During the installation, the Desktop installed Google Gadgets and the "tips" dialog --
Basically, the dialog is a series of help screens accessed by mousing over the vertical tabs. You really can't put too much information in each pane, but I thought that the vertical tabs were unique and worth imitating for a web application.
(For this post, I'm not going to go into the basics of how to build a Bindows application. Yoram Meraiz and his Team at MB Technologies have great tutorials and a lot of examples to get you started.)
Whenever I "imitate" or prototype something, the first thing I do is look at the behavior of the thing. All the visualizations (i.e. the "pretty" things) come last. So, from the Google's help dialog, we know that our model --
- Will listen for events (i.e. mouseover a tab and the pane changes)
- Can be dragged (another event is dispatched)
- Can be closed by clicking a button
- Has text for each tab and the title of the dialog
- Has images for content in each tab pane
- To listen for events, we will need a BiComponent
- To drag the dialog, we will need a BiComponent
- To close the dialog, we will need a BiButton (a derivative of BiComponent)

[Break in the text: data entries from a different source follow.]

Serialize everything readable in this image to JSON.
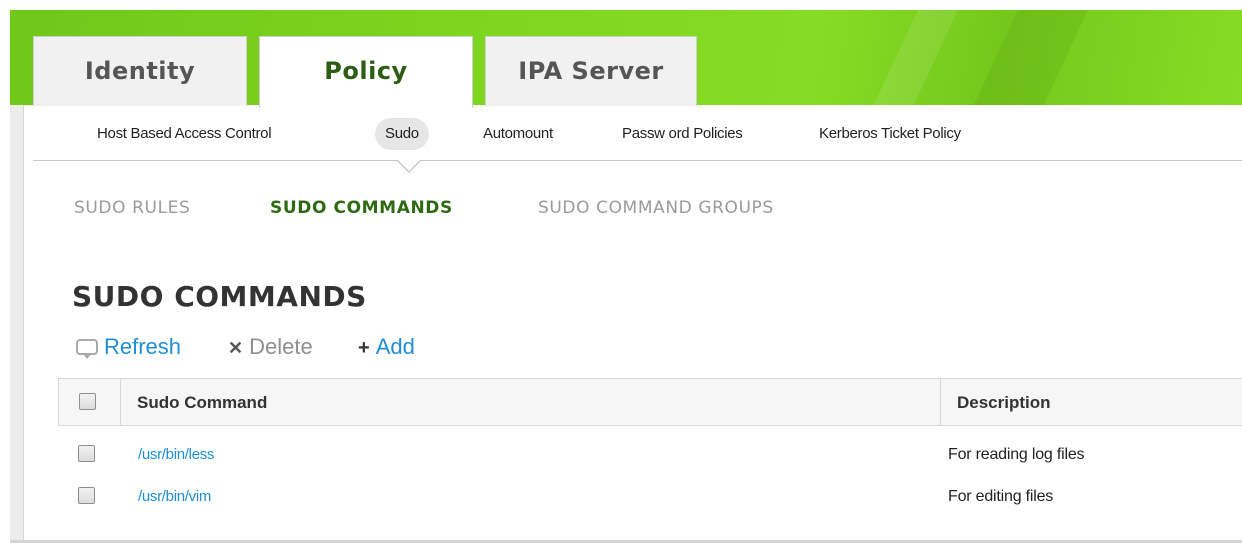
{
  "top_tabs": [
    {
      "label": "Identity",
      "active": false
    },
    {
      "label": "Policy",
      "active": true
    },
    {
      "label": "IPA Server",
      "active": false
    }
  ],
  "subnav": [
    {
      "label": "Host Based Access Control",
      "active": false
    },
    {
      "label": "Sudo",
      "active": true
    },
    {
      "label": "Automount",
      "active": false
    },
    {
      "label": "Passw ord Policies",
      "active": false
    },
    {
      "label": "Kerberos Ticket Policy",
      "active": false
    }
  ],
  "thirdnav": [
    {
      "label": "SUDO RULES",
      "active": false
    },
    {
      "label": "SUDO COMMANDS",
      "active": true
    },
    {
      "label": "SUDO COMMAND GROUPS",
      "active": false
    }
  ],
  "page_title": "SUDO COMMANDS",
  "actions": {
    "refresh": "Refresh",
    "delete": "Delete",
    "add": "Add"
  },
  "table": {
    "columns": [
      "Sudo Command",
      "Description"
    ],
    "rows": [
      {
        "command": "/usr/bin/less",
        "description": "For reading log files"
      },
      {
        "command": "/usr/bin/vim",
        "description": "For editing files"
      }
    ]
  },
  "colors": {
    "brand_green": "#7fd61f",
    "active_text_green": "#2d6a12",
    "link_blue": "#1e8fd6"
  },
  "icons": {
    "refresh": "refresh-icon",
    "delete": "close-icon",
    "add": "plus-icon"
  }
}
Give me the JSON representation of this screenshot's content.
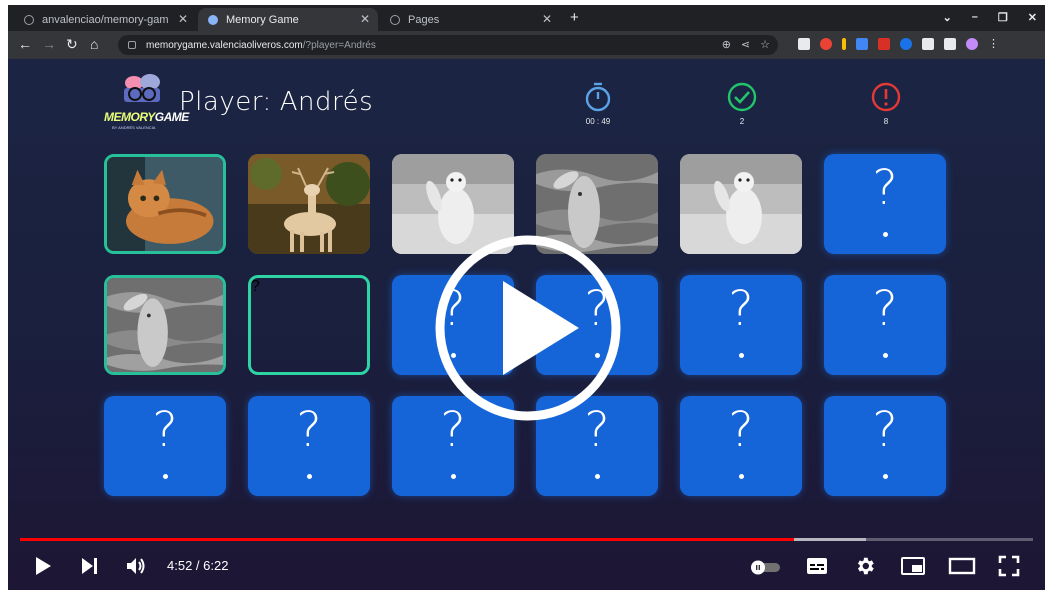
{
  "browser": {
    "tabs": [
      {
        "title": "anvalenciao/memory-gam",
        "active": false
      },
      {
        "title": "Memory Game",
        "active": true
      },
      {
        "title": "Pages",
        "active": false
      }
    ],
    "url_host": "memorygame.valenciaoliveros.com",
    "url_rest": "/?player=Andrés"
  },
  "game": {
    "logo_word_a": "MEMORY",
    "logo_word_b": "GAME",
    "logo_sub": "BY ANDRÉS VALENCIA",
    "player_label": "Player:",
    "player_name": "Andrés",
    "timer_value": "00 : 49",
    "hits_value": "2",
    "errors_value": "8",
    "card_symbol": "?",
    "colors": {
      "accent_blue": "#1565d8",
      "timer": "#5ba3e8",
      "hit": "#22c56b",
      "error": "#e53935",
      "match_border": "#27c09a"
    },
    "cards": [
      {
        "state": "matched",
        "image": "cat-photo"
      },
      {
        "state": "revealed",
        "image": "deer-photo"
      },
      {
        "state": "revealed",
        "image": "polar-bear-photo"
      },
      {
        "state": "revealed",
        "image": "dolphin-photo"
      },
      {
        "state": "revealed",
        "image": "polar-bear-photo"
      },
      {
        "state": "hidden"
      },
      {
        "state": "matched",
        "image": "dolphin-photo"
      },
      {
        "state": "selected"
      },
      {
        "state": "hidden"
      },
      {
        "state": "hidden"
      },
      {
        "state": "hidden"
      },
      {
        "state": "hidden"
      },
      {
        "state": "hidden"
      },
      {
        "state": "hidden"
      },
      {
        "state": "hidden"
      },
      {
        "state": "hidden"
      },
      {
        "state": "hidden"
      },
      {
        "state": "hidden"
      }
    ]
  },
  "video": {
    "current_time": "4:52",
    "duration": "6:22",
    "time_display": "4:52 / 6:22",
    "played_fraction": 0.764,
    "buffered_fraction": 0.835
  }
}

- For the titles, we will need a bunch of BiLabels (another derivative of BiComponent)
- For the content in the tab pane, we will need a bunch of BiImages (another derivative of BiComponent) as well
It's a pretty good bet that we'll use BiComponents.

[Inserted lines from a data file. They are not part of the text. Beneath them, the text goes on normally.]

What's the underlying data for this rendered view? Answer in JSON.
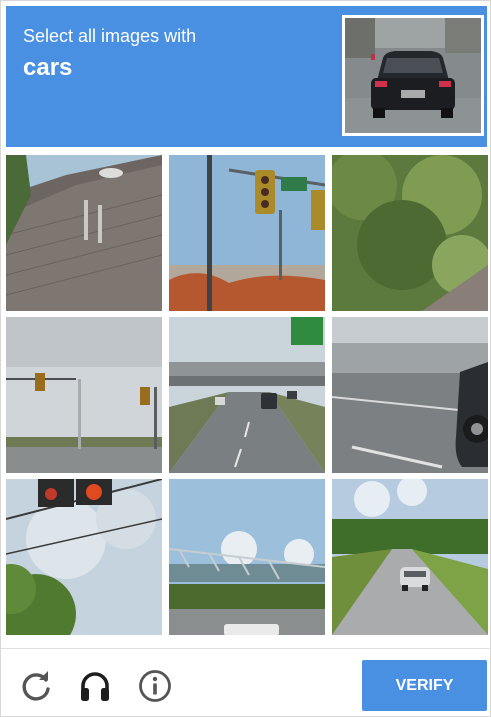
{
  "challenge": {
    "instruction_prefix": "Select all images with",
    "target_object": "cars"
  },
  "buttons": {
    "verify_label": "VERIFY"
  },
  "icons": {
    "reload": "reload-icon",
    "audio": "headphones-icon",
    "help": "info-icon"
  },
  "colors": {
    "accent": "#4a90e2"
  }
}
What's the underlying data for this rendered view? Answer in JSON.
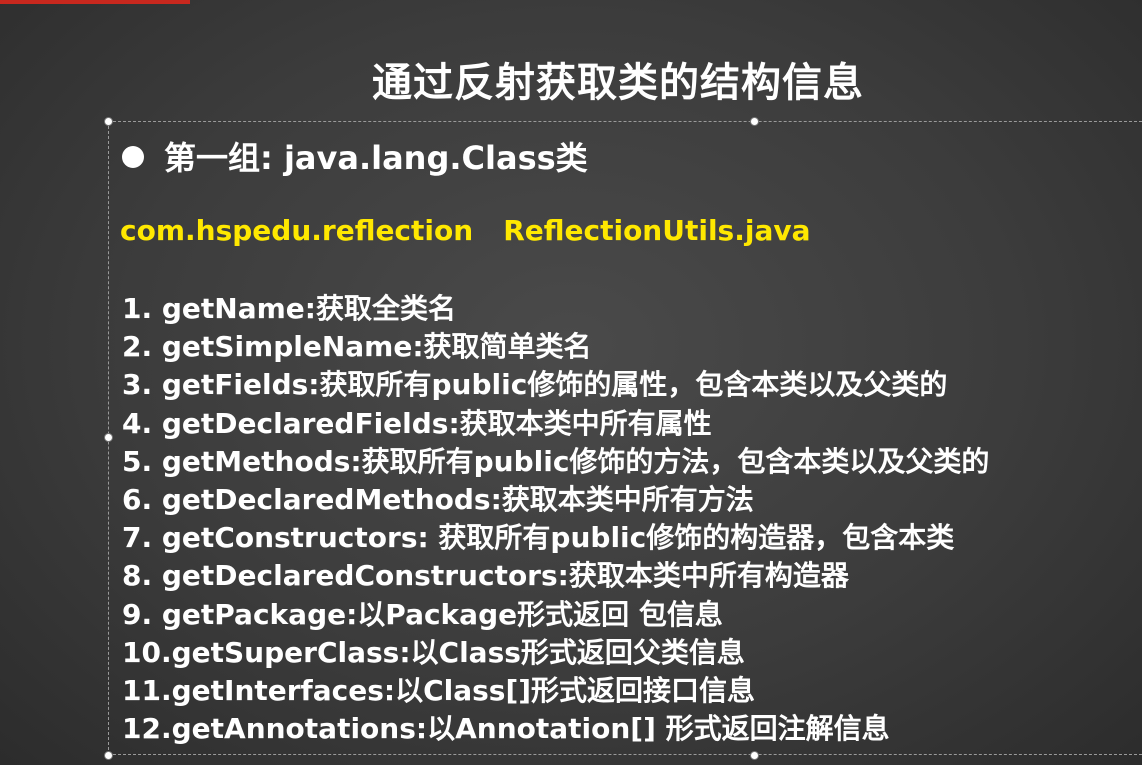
{
  "slide": {
    "title": "通过反射获取类的结构信息",
    "group_heading": "第一组: java.lang.Class类",
    "package_path": "com.hspedu.reflection",
    "file_name": "ReflectionUtils.java",
    "methods": [
      "1.  getName:获取全类名",
      "2.  getSimpleName:获取简单类名",
      "3.  getFields:获取所有public修饰的属性，包含本类以及父类的",
      "4.  getDeclaredFields:获取本类中所有属性",
      "5.  getMethods:获取所有public修饰的方法，包含本类以及父类的",
      "6.  getDeclaredMethods:获取本类中所有方法",
      "7.  getConstructors: 获取所有public修饰的构造器，包含本类",
      "8.  getDeclaredConstructors:获取本类中所有构造器",
      "9.  getPackage:以Package形式返回 包信息",
      "10.getSuperClass:以Class形式返回父类信息",
      "11.getInterfaces:以Class[]形式返回接口信息",
      "12.getAnnotations:以Annotation[] 形式返回注解信息"
    ]
  },
  "colors": {
    "background": "#3c3c3c",
    "text": "#ffffff",
    "highlight": "#ffe800",
    "accent": "#c8281e"
  }
}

The BiComponent is by far the most useful component in Bindows for a number of reasons --
- A BiComponent understands events. In other words, a BiComponent listens for and can dispatch events
- A BiComponent can add other BiComponents. This means that they can function as a group (i.e. they can be dragged, hidden together, etc.)

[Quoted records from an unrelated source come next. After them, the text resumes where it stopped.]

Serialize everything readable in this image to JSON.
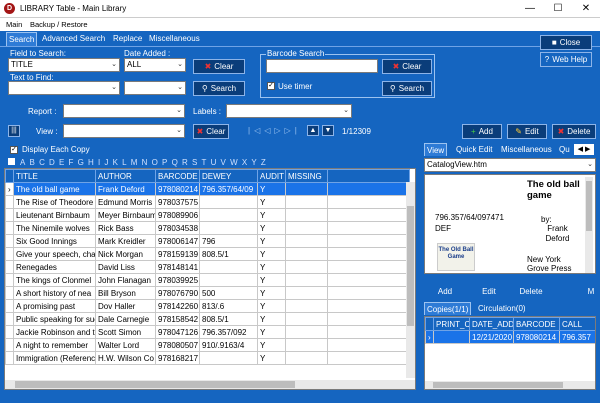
{
  "window": {
    "title": "LIBRARY Table - Main Library",
    "app_icon": "D"
  },
  "menu": [
    "Main",
    "Backup / Restore"
  ],
  "top_tabs": [
    "Search",
    "Advanced Search",
    "Replace",
    "Miscellaneous"
  ],
  "search": {
    "field_label": "Field to Search:",
    "field_value": "TITLE",
    "date_label": "Date Added :",
    "date_value": "ALL",
    "text_label": "Text to Find:",
    "clear": "Clear",
    "search": "Search"
  },
  "barcode": {
    "group_label": "Barcode Search",
    "use_timer": "Use timer",
    "clear": "Clear",
    "search": "Search"
  },
  "right_buttons": {
    "close": "Close",
    "web_help": "Web Help"
  },
  "report_label": "Report :",
  "labels_label": "Labels :",
  "view_label": "View :",
  "view_clear": "Clear",
  "record_count": "1/12309",
  "actions": {
    "add": "Add",
    "edit": "Edit",
    "delete": "Delete"
  },
  "display_each_copy": "Display Each Copy",
  "alphabet": [
    "A",
    "B",
    "C",
    "D",
    "E",
    "F",
    "G",
    "H",
    "I",
    "J",
    "K",
    "L",
    "M",
    "N",
    "O",
    "P",
    "Q",
    "R",
    "S",
    "T",
    "U",
    "V",
    "W",
    "X",
    "Y",
    "Z"
  ],
  "main_table": {
    "columns": [
      "TITLE",
      "AUTHOR",
      "BARCODE",
      "DEWEY",
      "AUDIT",
      "MISSING"
    ],
    "rows": [
      [
        "The old ball game",
        "Frank Deford",
        "978080214",
        "796.357/64/09",
        "Y",
        ""
      ],
      [
        "The Rise of Theodore",
        "Edmund Morris",
        "978037575",
        "",
        "Y",
        ""
      ],
      [
        "Lieutenant Birnbaum",
        "Meyer Birnbaum",
        "978089906",
        "",
        "Y",
        ""
      ],
      [
        "The Ninemile wolves",
        "Rick Bass",
        "978034538",
        "",
        "Y",
        ""
      ],
      [
        "Six Good Innings",
        "Mark Kreidler",
        "978006147",
        "796",
        "Y",
        ""
      ],
      [
        "Give your speech, cha",
        "Nick Morgan",
        "978159139",
        "808.5/1",
        "Y",
        ""
      ],
      [
        "Renegades",
        "David Liss",
        "978148141",
        "",
        "Y",
        ""
      ],
      [
        "The kings of Clonmel",
        "John Flanagan",
        "978039925",
        "",
        "Y",
        ""
      ],
      [
        "A short history of nea",
        "Bill Bryson",
        "978076790",
        "500",
        "Y",
        ""
      ],
      [
        "A promising past",
        "Dov Haller",
        "978142260",
        "813/.6",
        "Y",
        ""
      ],
      [
        "Public speaking for suc",
        "Dale Carnegie",
        "978158542",
        "808.5/1",
        "Y",
        ""
      ],
      [
        "Jackie Robinson and th",
        "Scott Simon",
        "978047126",
        "796.357/092",
        "Y",
        ""
      ],
      [
        "A night to remember",
        "Walter Lord",
        "978080507",
        "910/.9163/4",
        "Y",
        ""
      ],
      [
        "Immigration (Referenc",
        "H.W. Wilson Co",
        "978168217",
        "",
        "Y",
        ""
      ]
    ]
  },
  "right_tabs": [
    "View",
    "Quick Edit",
    "Miscellaneous",
    "Qu"
  ],
  "preview_file": "CatalogView.htm",
  "preview": {
    "title": "The old ball game",
    "by": "by:",
    "author": "Frank Deford",
    "dewey": "796.357/64/097471",
    "def": "DEF",
    "cover_title": "The Old Ball Game",
    "publisher": "New York Grove Press"
  },
  "copies_buttons": {
    "add": "Add",
    "edit": "Edit",
    "delete": "Delete",
    "more": "M"
  },
  "copies_tabs": [
    "Copies(1/1)",
    "Circulation(0)"
  ],
  "copies_table": {
    "columns": [
      "PRINT_C",
      "DATE_ADDI",
      "BARCODE",
      "CALL"
    ],
    "rows": [
      [
        "",
        "12/21/2020",
        "978080214",
        "796.357"
      ]
    ]
  }
}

- A BiComponent can be styled inline (naughty, naughty) or by selector rules (i.e. via a CSS file or in Bindows parlance, a theme)
Let's take a look at how we use the BiComponent to imitate the Google help dialog.
First, we'll take advantage of the fact that we can add components together. So, we start out by creating a container to hold all the other parts of the dialog. Not surprisingly, the container is a BiComponent --
Then, we look at what should be in the container. The dialog's label and grabber area are no brainers. We'll use a BiLabel and a BiImage for those and add them to the container --
The same goes for the close button. It's easy --
Now, let's look at the tab button and the tab pane. They're related in that when you mouseover the button, the content changes in the pane. So, what we'll do is create another container that holds the tab button, the tab pane and the content.
We will repeat this for each tab (there are five). Of course, we'll need to add this to our container. One benefit of doing it this way, is that we can add all the tab components and then they can be positioned together in one shot.
Note that each tab is already built up. In other words, we're not going to build them up when they are needed (i.e. when a mouseover occurs). We'll just use the power of CSS and style them so that they do not display if they're not moused over --
For now, the code uses a lot of inline styles and as an early prototype, that's fine. Right now, what we're after is to imitate behavior and look and not the reuse or maintainence of the component. Eventually, when we take this prototype and make it a reusable component/widget, we'll worry about that.
Let's look at how we handle the behavior for the tabs. When we mouseover the tab button, a number of things happen --
The text in the tab button is bolded The tab pane appears with the new content The previously selected tab is no longer bolded and its content is no longer displayed
Here it is translated into code for one of the tabs --
The last behavior is dragging the dialog and doing that in Bindows is easy. We just add the container to a BiMoveHandle component --
We've omitted the close button, but essentially it listens for the onclick event and in our case, simply displays an alert box that says "Clicked!"
In an upcoming entry, I'll address how we can turn this prototype into something reusable so that you can use it in your own code (we'll also get rid of the inline styling too).